It’s easy to fall into the trap of climbing a corporate ladder, competing in the entrepreneurial rat race, and exchanging our valuable time for the promise of financial freedom in the future. Step back and consider for a minute all the things in life that truly matter, the things that money can never buy. If you don’t feel wealthy now, more money can never fill that void. This is an important point to realize about the effect money will have on happiness and personal fulfillment. It will help a little, but it is more likely that it will intensify our existing emotional states, whatever they may be.
There is nothing wrong with acquiring money, power, wealth, or fame in life. However, if those are the things that we are pursuing with our time, we may wake up one day in despair, so we need to be completely conscious of our pursuits, aims and desires, and our personal definitions of success.
Statistically speaking, it is very unlikely that any individual reading this will reach the level of success we see in top artists, athletes, scientists, or business people. The people that do make it, typically focus on their art, craft, passion, or field of interest, and not necessarily the secondary benefits of the wealth and fame that come with being great at something.
We must try to pursue things in life that are genuinely meaningful to us. We must spend the time to master something that even if we never created wealth or fame in pursuing, we’d have no regrets about. By becoming great at something, the world will notice and we’ll get our fair share of fame and fortune if that’s what we want.
After reading this, my hope is that the phrase carpe diem, or seize the day, will provide you new meaning and urgent consideration. The late Steve Jobs famously said, “Remembering that I’ll be dead soon is the most important tool I’ve ever encountered to help me make the big choices in life. Because almost everything — all external expectations, all pride, all fear of embarrassment or failure — these things just fall away in the face of death, leaving only what is truly important. Remembering that you are going to die is the best way I know to avoid the trap of thinking you have something to lose. You are already naked. There is no reason not to follow your heart.”

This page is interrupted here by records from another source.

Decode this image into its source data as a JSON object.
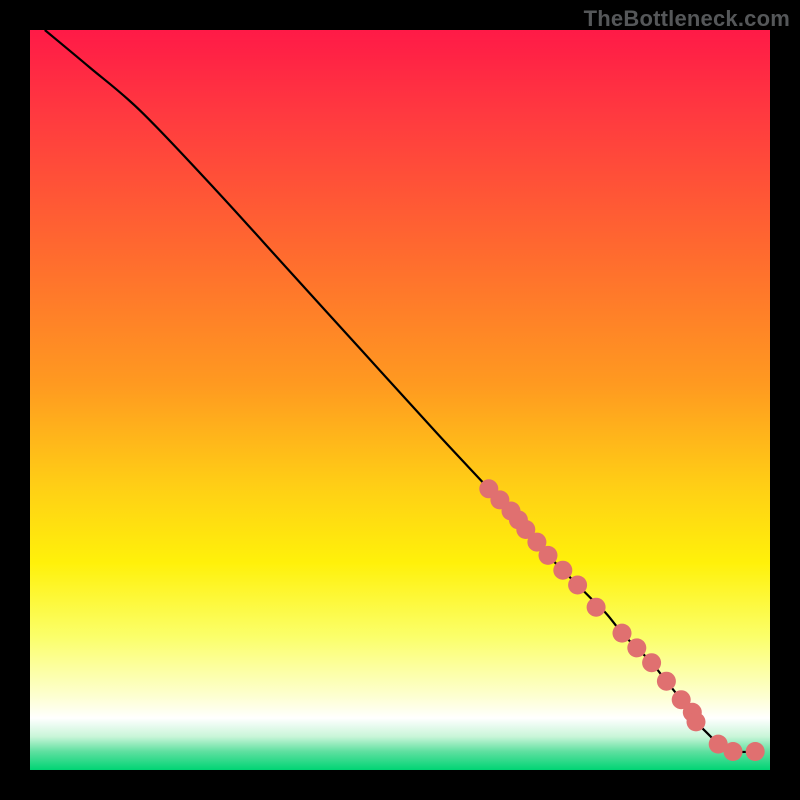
{
  "watermark": "TheBottleneck.com",
  "colors": {
    "frame": "#000000",
    "curve": "#000000",
    "marker_fill": "#e07070",
    "marker_stroke": "#000000",
    "gradient_stops": [
      {
        "offset": 0.0,
        "color": "#ff1a47"
      },
      {
        "offset": 0.12,
        "color": "#ff3b3f"
      },
      {
        "offset": 0.3,
        "color": "#ff6a2f"
      },
      {
        "offset": 0.48,
        "color": "#ff9a20"
      },
      {
        "offset": 0.62,
        "color": "#ffd015"
      },
      {
        "offset": 0.72,
        "color": "#fff10a"
      },
      {
        "offset": 0.82,
        "color": "#fbff6a"
      },
      {
        "offset": 0.9,
        "color": "#fdffd0"
      },
      {
        "offset": 0.93,
        "color": "#ffffff"
      },
      {
        "offset": 0.955,
        "color": "#c8f5d8"
      },
      {
        "offset": 0.975,
        "color": "#5fe0a0"
      },
      {
        "offset": 1.0,
        "color": "#00d474"
      }
    ]
  },
  "chart_data": {
    "type": "line",
    "title": "",
    "xlabel": "",
    "ylabel": "",
    "xlim": [
      0,
      100
    ],
    "ylim": [
      0,
      100
    ],
    "grid": false,
    "series": [
      {
        "name": "curve",
        "x": [
          2,
          8,
          15,
          25,
          35,
          45,
          55,
          62,
          67,
          70,
          72,
          74,
          76,
          78,
          80,
          82,
          84,
          86,
          88,
          89,
          90,
          91,
          92,
          93,
          95,
          98
        ],
        "y": [
          100,
          95,
          89,
          78.5,
          67.5,
          56.5,
          45.5,
          38,
          32.5,
          29,
          27,
          25,
          23,
          21,
          18.5,
          16.5,
          14.5,
          12,
          9.5,
          8,
          6.5,
          5.5,
          4.5,
          3.5,
          2.5,
          2.5
        ]
      }
    ],
    "scatter": {
      "name": "highlighted-points",
      "x": [
        62,
        63.5,
        65,
        66,
        67,
        68.5,
        70,
        72,
        74,
        76.5,
        80,
        82,
        84,
        86,
        88,
        89.5,
        90,
        93,
        95,
        98
      ],
      "y": [
        38,
        36.5,
        35,
        33.8,
        32.5,
        30.8,
        29,
        27,
        25,
        22,
        18.5,
        16.5,
        14.5,
        12,
        9.5,
        7.8,
        6.5,
        3.5,
        2.5,
        2.5
      ]
    }
  }
}
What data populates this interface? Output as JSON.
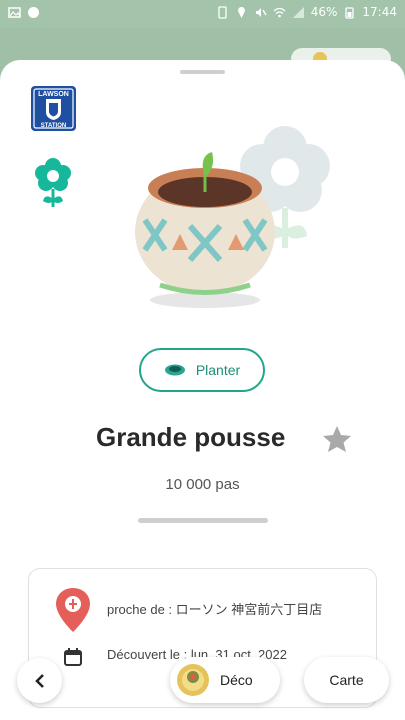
{
  "status_bar": {
    "battery": "46%",
    "time": "17:44",
    "left_icons": [
      "gallery-icon",
      "chat-icon"
    ],
    "right_icons": [
      "sim-icon",
      "location-icon",
      "mute-icon",
      "wifi-icon",
      "signal-icon",
      "battery-icon"
    ]
  },
  "header": {
    "logo_text_top": "LAWSON",
    "logo_text_bottom": "STATION",
    "logo_color": "#1f4fa0"
  },
  "item": {
    "action_label": "Planter",
    "title": "Grande pousse",
    "steps": "10 000 pas",
    "accent_color": "#22a58a"
  },
  "info": {
    "near_label": "proche de : ローソン 神宮前六丁目店",
    "found_label": "Découvert le : lun. 31 oct. 2022"
  },
  "bottom_nav": {
    "deco_label": "Déco",
    "map_label": "Carte"
  }
}
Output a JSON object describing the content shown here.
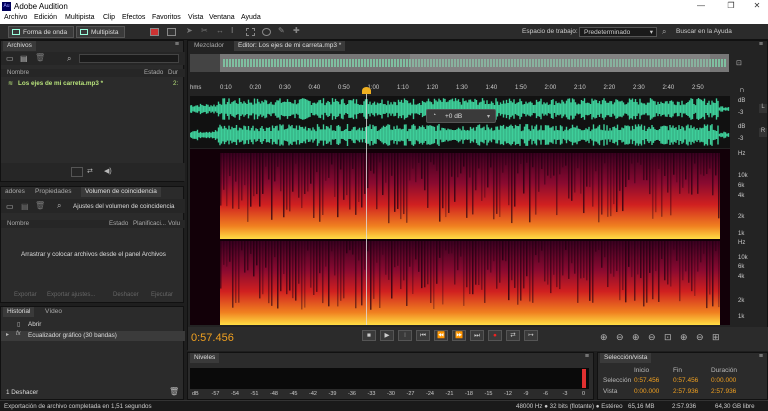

Next time you look in the mirror and ask yourself, “If today were the last day of my life, would I want to do what I am about to do today?”, and if the answer is “no”, you’ll know what to do.